Towards the middle of last year, Facebook launched the Page plugin, which provided a new easy way for businesses to embed and promote their Facebook page, directly on their website. It made it possible for customers to like or share the page via the website, helping to boost engagement levels and awareness. The plugin came with a bunch of helpful features, such as allowing customers to see which Facebook friends had also ‘liked’ the business page. People visiting the company website could also see the most recent Facebook page updates, helping to keep them up-to-date on latest happenings. Since then, Facebook has been rolling out a ton of upgrades and new functionality for businesses, amid growing rumours that it plans to compete head-to-head with local search companies like Google. Most recently, Facebook quietly launched Professional Services, an ambitious project to offer listings for local businesses and services, complete with user reviews. It can be hard to keep abreast of all these changes, so here’s our quick roundup of some of the ways in which businesses can be getting the best out of Facebook…
Messages and Events
As an add-on to the Page plugin, Facebook recently rolled out messages and events for businesses. The messages feature allows businesses to bring the conversations they have with customers on Facebook to other places on the web, and on mobile. So for example, a customer could strike up dialogue with a local retailer about a recent order on their Facebook page, or alternatively on their website via the messages tab. The functionality means that businesses can keep customers on their website for longer. Additionally, the events feature within the plugin provides businesses and event organisers with the opportunity to create a more integrated experience managing their events on and off Facebook. People can now discover and interact with events from a Facebook business page, directly on a company website.

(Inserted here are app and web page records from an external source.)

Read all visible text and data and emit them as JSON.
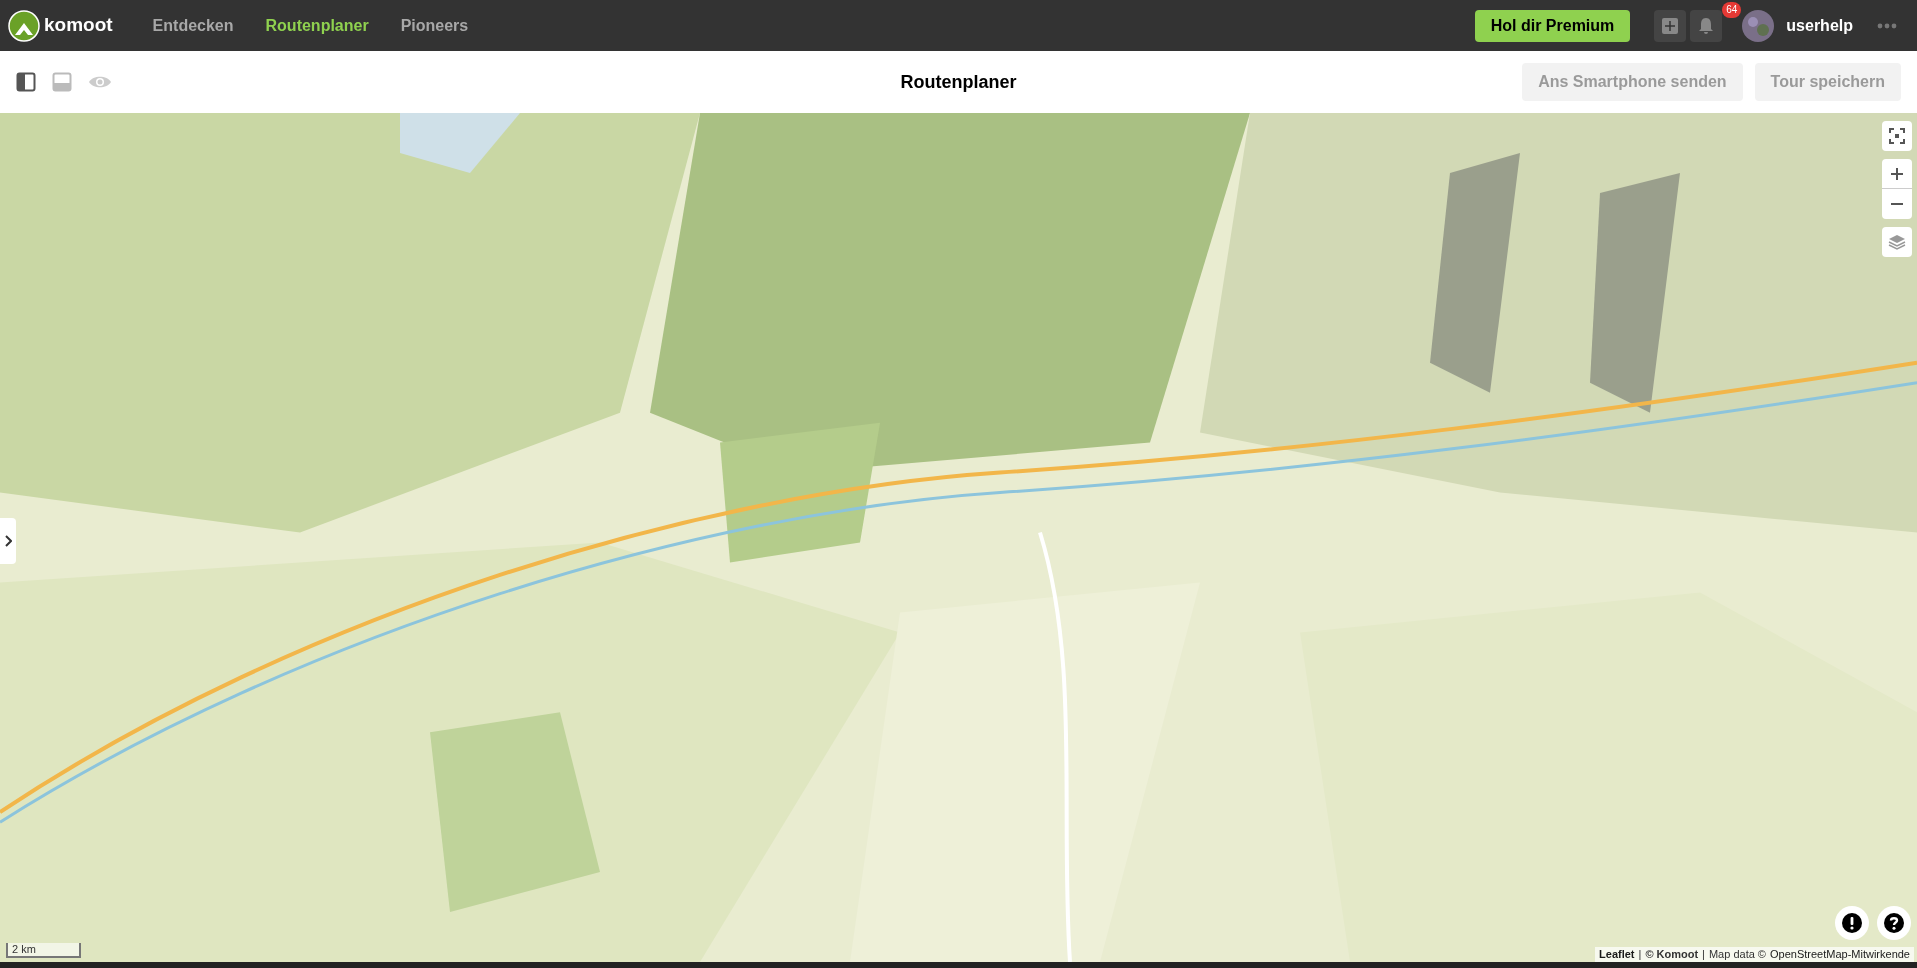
{
  "header": {
    "brand": "komoot",
    "nav": [
      {
        "label": "Entdecken",
        "selected": false
      },
      {
        "label": "Routenplaner",
        "selected": true
      },
      {
        "label": "Pioneers",
        "selected": false
      }
    ],
    "premium_button": "Hol dir Premium",
    "notification_count": "64",
    "username": "userhelp"
  },
  "toolbar": {
    "title": "Routenplaner",
    "buttons": [
      {
        "label": "Ans Smartphone senden",
        "disabled": true
      },
      {
        "label": "Tour speichern",
        "disabled": true
      }
    ]
  },
  "map": {
    "kind": "picture",
    "scale": "2 km",
    "attribution": {
      "leaflet": "Leaflet",
      "separator_1": "|",
      "komoot": "© Komoot",
      "separator_2": "|",
      "data_prefix": "Map data ©",
      "osm": "OpenStreetMap-Mitwirkende"
    }
  }
}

At the end of last year, Facebook entered the local business directory space with its stealthy rollout of Professional Services. It was a development easily missed and while it may be some time before it makes a dent on Google local listings, it is certainly something businesses should be aware of. With time, it could easily become a first port of call for consumers, potentially being better placed to drive trusted customer reviews than Google et al. While there are no specific guidelines on how the Facebook algorithm determines which local businesses appear first, according to one report, it seems the following have a bearing:
- Where the local business is located

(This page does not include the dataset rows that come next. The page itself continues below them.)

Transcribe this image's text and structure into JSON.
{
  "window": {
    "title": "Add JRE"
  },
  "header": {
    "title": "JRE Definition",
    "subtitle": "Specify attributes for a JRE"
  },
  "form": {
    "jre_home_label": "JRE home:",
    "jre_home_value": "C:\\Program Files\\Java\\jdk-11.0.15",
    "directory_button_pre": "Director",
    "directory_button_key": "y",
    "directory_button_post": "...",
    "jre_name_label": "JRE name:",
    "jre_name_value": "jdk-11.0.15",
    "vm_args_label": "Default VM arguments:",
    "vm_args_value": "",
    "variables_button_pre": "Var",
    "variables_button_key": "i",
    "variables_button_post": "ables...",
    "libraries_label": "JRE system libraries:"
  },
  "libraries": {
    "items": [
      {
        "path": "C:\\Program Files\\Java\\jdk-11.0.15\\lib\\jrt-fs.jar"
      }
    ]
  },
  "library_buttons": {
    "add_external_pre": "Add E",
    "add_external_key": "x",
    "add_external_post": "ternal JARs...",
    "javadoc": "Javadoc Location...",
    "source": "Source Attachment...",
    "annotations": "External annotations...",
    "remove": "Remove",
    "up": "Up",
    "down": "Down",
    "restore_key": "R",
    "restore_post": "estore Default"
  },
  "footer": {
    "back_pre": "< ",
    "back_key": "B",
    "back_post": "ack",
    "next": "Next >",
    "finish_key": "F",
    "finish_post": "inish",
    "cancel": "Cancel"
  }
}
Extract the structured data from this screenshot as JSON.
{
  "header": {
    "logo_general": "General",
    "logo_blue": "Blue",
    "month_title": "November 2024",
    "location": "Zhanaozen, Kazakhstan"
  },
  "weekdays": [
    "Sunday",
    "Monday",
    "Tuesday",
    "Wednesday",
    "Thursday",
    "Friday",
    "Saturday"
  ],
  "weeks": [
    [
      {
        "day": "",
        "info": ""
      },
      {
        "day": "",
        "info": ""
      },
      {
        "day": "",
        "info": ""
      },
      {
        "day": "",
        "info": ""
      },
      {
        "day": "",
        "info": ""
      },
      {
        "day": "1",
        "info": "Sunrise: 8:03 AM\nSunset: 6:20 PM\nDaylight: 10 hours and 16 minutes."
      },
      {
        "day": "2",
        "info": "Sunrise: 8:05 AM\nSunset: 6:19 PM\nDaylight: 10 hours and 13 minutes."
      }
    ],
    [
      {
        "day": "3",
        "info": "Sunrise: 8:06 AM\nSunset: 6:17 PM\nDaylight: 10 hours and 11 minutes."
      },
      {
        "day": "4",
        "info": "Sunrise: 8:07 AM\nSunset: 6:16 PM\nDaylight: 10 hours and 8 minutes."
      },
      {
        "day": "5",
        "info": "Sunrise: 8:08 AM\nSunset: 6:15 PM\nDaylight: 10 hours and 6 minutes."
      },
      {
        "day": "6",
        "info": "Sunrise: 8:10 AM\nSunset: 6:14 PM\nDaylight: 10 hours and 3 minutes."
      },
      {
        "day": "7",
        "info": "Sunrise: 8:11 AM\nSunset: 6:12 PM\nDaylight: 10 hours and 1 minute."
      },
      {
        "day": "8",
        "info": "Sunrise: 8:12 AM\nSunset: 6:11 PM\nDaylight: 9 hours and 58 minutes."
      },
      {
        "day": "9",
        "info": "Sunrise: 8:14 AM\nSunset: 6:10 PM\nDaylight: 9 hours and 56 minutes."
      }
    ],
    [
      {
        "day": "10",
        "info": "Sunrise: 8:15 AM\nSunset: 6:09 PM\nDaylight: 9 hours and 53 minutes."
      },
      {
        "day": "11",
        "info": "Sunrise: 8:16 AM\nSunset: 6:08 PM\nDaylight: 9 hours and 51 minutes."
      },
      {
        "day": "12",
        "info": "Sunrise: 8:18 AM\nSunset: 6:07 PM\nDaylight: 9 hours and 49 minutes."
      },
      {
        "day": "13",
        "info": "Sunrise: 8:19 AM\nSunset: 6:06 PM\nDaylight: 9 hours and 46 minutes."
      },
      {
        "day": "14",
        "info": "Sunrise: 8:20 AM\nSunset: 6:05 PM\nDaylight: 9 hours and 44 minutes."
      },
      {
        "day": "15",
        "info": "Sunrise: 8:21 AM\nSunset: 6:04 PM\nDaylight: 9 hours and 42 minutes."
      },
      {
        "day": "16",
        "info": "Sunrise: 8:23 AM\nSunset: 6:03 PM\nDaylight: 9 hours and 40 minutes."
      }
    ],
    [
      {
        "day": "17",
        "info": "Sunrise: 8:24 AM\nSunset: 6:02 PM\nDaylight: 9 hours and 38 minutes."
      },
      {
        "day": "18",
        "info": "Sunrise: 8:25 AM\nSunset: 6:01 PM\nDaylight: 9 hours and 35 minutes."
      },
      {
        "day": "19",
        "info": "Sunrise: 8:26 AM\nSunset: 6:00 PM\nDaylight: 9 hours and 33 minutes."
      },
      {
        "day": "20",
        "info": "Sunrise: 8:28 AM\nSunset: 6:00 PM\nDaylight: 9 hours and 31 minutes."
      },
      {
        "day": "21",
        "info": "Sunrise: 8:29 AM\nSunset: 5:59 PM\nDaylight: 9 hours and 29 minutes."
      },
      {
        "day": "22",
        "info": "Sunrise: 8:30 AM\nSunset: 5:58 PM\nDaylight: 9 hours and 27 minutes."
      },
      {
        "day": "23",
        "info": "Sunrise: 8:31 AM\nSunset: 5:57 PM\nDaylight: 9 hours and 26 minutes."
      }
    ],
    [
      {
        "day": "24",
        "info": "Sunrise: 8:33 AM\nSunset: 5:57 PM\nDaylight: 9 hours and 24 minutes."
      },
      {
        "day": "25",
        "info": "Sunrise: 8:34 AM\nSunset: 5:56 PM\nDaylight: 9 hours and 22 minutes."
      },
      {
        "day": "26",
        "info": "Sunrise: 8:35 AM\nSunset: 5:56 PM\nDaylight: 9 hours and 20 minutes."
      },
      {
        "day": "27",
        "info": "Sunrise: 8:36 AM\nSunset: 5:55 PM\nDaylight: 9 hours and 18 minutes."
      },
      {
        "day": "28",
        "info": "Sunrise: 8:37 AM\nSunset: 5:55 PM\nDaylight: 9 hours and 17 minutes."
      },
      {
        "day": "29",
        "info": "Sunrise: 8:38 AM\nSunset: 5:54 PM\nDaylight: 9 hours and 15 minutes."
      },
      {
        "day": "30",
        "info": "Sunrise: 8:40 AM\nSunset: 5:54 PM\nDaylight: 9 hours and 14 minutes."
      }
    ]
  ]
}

- Matching keywords in the local business page’s name, description and category
- The overall average star rating of the local business

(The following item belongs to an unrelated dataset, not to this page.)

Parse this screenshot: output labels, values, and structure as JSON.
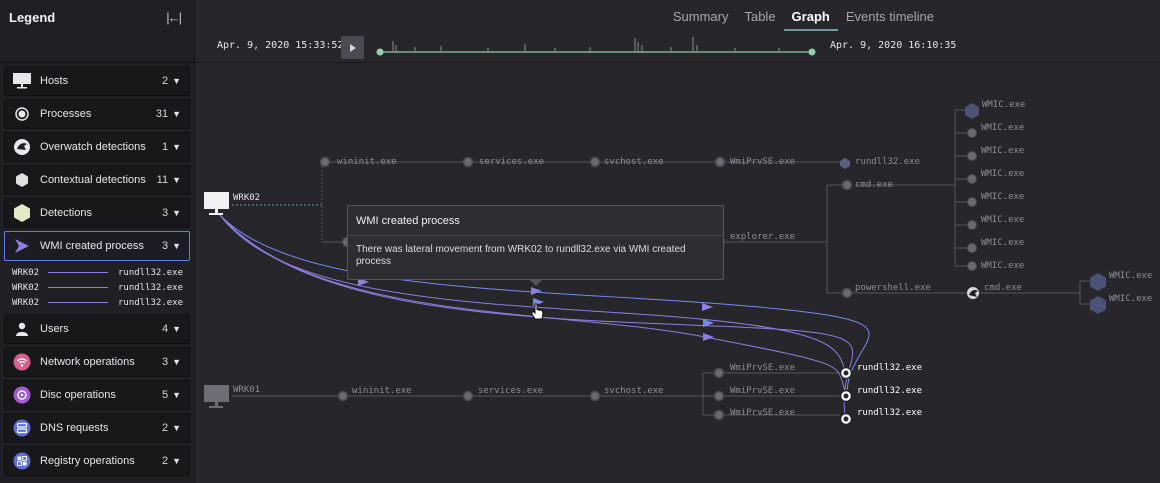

- The number of ratings the local business has received
- The recency of the latest review
- The number of check-ins for the local business
- Previous interactions between the local business page and the customer
- Connections between customers and people who check in, rate and review the local business
So in a nutshell, a business with a thriving, active Facebook community will stand a better chance of appearing in search results. Businesses that haven’t done so already would be well advised to enable their check-ins and star ratings, and encourage customers to check-in with them, rate and review. Currently it’s not clear how Facebook Professional Services may integrate with Facebook Places, the social network’s local search directory that provides people a way to explore geographic locations through the eyes of Facebook friends and strangers.
Businesses can apply for a Facebook Bluetooth Beacon, to help attract more local customers. This allows them to send custom Place Tips to individuals using Facebook while at the business. So a local cafe could send details of their daily specials, offers, reviews written by friends or photos, and more, to Facebook customers within the vicinity.
Towards the end of last year, Facebook launched 360-degree video functionality. The videos let the viewer interact with the screen to switch the angle of the camera as it plays. It offers a visually stunning way for businesses to share immersive brand stories, places and experiences with their customers and followers. If you’re looking for a good example, USA Today recently flew on-board with the legendary US Navy Blue Angels in a breathtakingly realistic aerial display. Currently, this type of video requires a relatively complex filming set-up to achieve the 360 effect, so is really just an option for businesses with big budgets. But as the technology improves, Facebook hopes it will become more widespread among businesses of all sizes, looking to create cool content for their customer base and online community. It’s definitely a space to keep watching.
The ‘see first’ option
Facebook’s news feed algorithm is forever changing, and this makes it hard for businesses to know how to consistently appear in an individual’s timeline. The answer is a simple one, and came tied in with a bunch of updated news feed controls launched midway through last year. Facebook now allows users to customise their news feed to prioritise updates from particular friends, groups and pages. This is great news for business pages with good, regular content, as it means customers can prioritise their updates, if they so desire. It’s a feature that many seem unaware of, so currently there is a big education job for businesses to let customers know that such personalisation options exist. The next stage is to encourage these customers to add the business page to their See First list, so that they never miss a post.